If a line below contains the string "name", return that line.

....................

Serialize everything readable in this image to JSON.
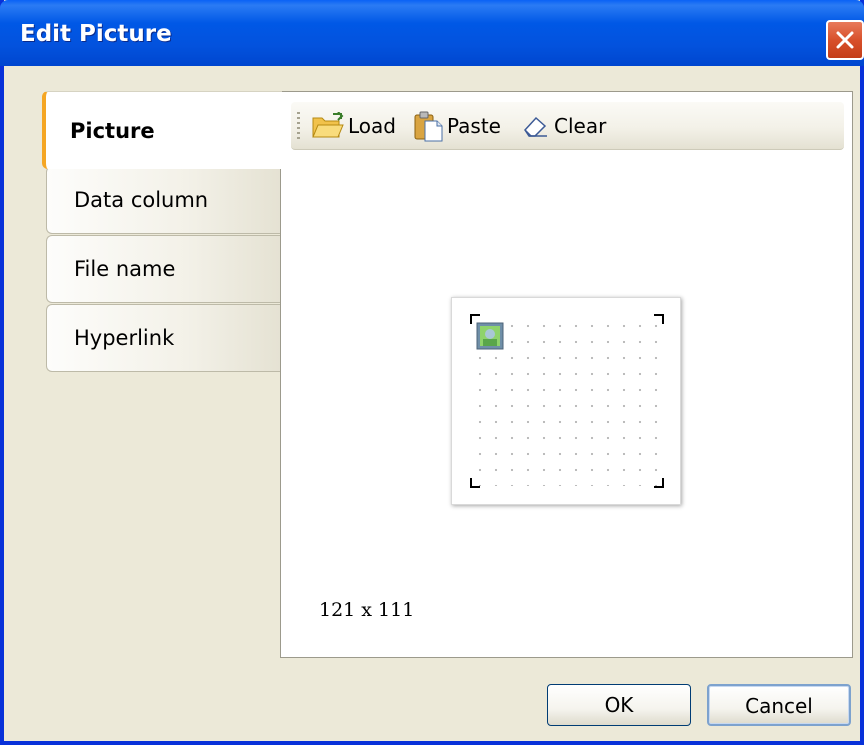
{
  "window": {
    "title": "Edit Picture"
  },
  "tabs": [
    {
      "label": "Picture",
      "active": true
    },
    {
      "label": "Data column",
      "active": false
    },
    {
      "label": "File name",
      "active": false
    },
    {
      "label": "Hyperlink",
      "active": false
    }
  ],
  "toolbar": {
    "load_label": "Load",
    "paste_label": "Paste",
    "clear_label": "Clear"
  },
  "preview": {
    "size_text": "121 x 111"
  },
  "buttons": {
    "ok_label": "OK",
    "cancel_label": "Cancel"
  },
  "colors": {
    "titlebar": "#0058e6",
    "active_tab_accent": "#f5a623",
    "dialog_bg": "#ece9d8"
  },
  "icons": [
    "close-icon",
    "folder-open-icon",
    "paste-icon",
    "eraser-icon",
    "picture-icon"
  ]
}
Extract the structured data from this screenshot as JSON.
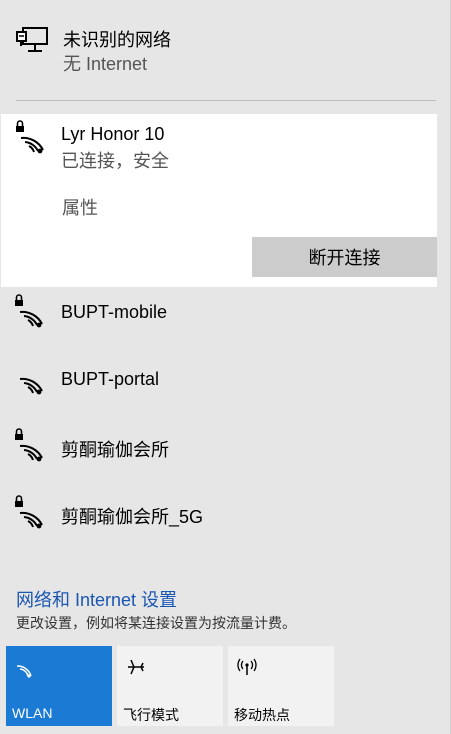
{
  "ethernet": {
    "title": "未识别的网络",
    "status": "无 Internet"
  },
  "active_network": {
    "name": "Lyr Honor 10",
    "status": "已连接，安全",
    "properties_label": "属性",
    "disconnect_label": "断开连接",
    "secured": true
  },
  "networks": [
    {
      "name": "BUPT-mobile",
      "secured": true
    },
    {
      "name": "BUPT-portal",
      "secured": false
    },
    {
      "name": "剪酮瑜伽会所",
      "secured": true
    },
    {
      "name": "剪酮瑜伽会所_5G",
      "secured": true
    }
  ],
  "settings": {
    "link_label": "网络和 Internet 设置",
    "description": "更改设置，例如将某连接设置为按流量计费。"
  },
  "quick_actions": [
    {
      "label": "WLAN",
      "icon": "wifi-icon",
      "active": true
    },
    {
      "label": "飞行模式",
      "icon": "airplane-icon",
      "active": false
    },
    {
      "label": "移动热点",
      "icon": "hotspot-icon",
      "active": false
    }
  ],
  "colors": {
    "accent": "#1a7ad4",
    "link": "#1a57b3",
    "panel_bg": "#e6e6e6"
  }
}
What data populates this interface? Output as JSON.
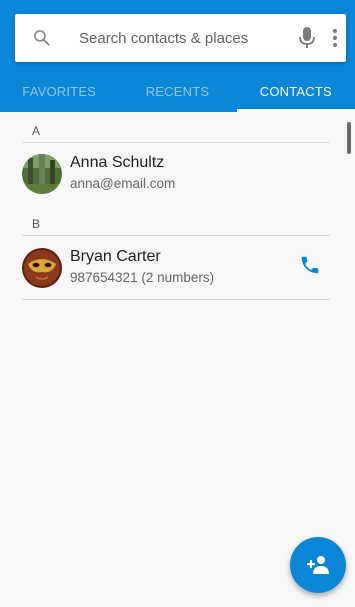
{
  "search": {
    "placeholder": "Search contacts & places"
  },
  "tabs": [
    {
      "label": "FAVORITES",
      "active": false
    },
    {
      "label": "RECENTS",
      "active": false
    },
    {
      "label": "CONTACTS",
      "active": true
    }
  ],
  "sections": [
    {
      "letter": "A",
      "contacts": [
        {
          "name": "Anna Schultz",
          "detail": "anna@email.com",
          "avatar": "forest-photo",
          "has_call": false
        }
      ]
    },
    {
      "letter": "B",
      "contacts": [
        {
          "name": "Bryan Carter",
          "detail": "987654321 (2 numbers)",
          "avatar": "masquerade-mask-photo",
          "has_call": true
        }
      ]
    }
  ],
  "icons": {
    "search": "search-icon",
    "mic": "microphone-icon",
    "more": "more-vert-icon",
    "call": "phone-icon",
    "add_contact": "person-add-icon"
  },
  "colors": {
    "accent": "#0b86d6",
    "tab_inactive": "#9fd0f0",
    "tab_active": "#ffffff"
  }
}
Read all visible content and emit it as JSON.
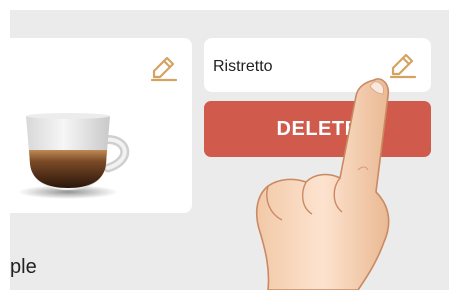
{
  "cards": {
    "left": {
      "edit_icon": "pencil-icon",
      "image": "espresso-cup-image"
    },
    "right": {
      "name": "Ristretto",
      "edit_icon": "pencil-icon"
    }
  },
  "actions": {
    "delete_label": "DELETE"
  },
  "partial_label": "ple",
  "colors": {
    "background": "#ebebeb",
    "card": "#ffffff",
    "delete_button": "#d05a4b",
    "icon_accent": "#d4a261"
  },
  "overlay": {
    "image": "pointing-hand"
  }
}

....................

RESPONSE FOR THIS EXERCISE:
      "label": "File name",
    "name": "Lyr Honor 10",
      "name": "BUPT-mobile",
      "name": "BUPT-portal",
      "name": "剪酮瑜伽会所",
      "name": "剪酮瑜伽会所_5G",
          "name": "Anna Schultz",
          "name": "Bryan Carter",
      "name": "Ristretto",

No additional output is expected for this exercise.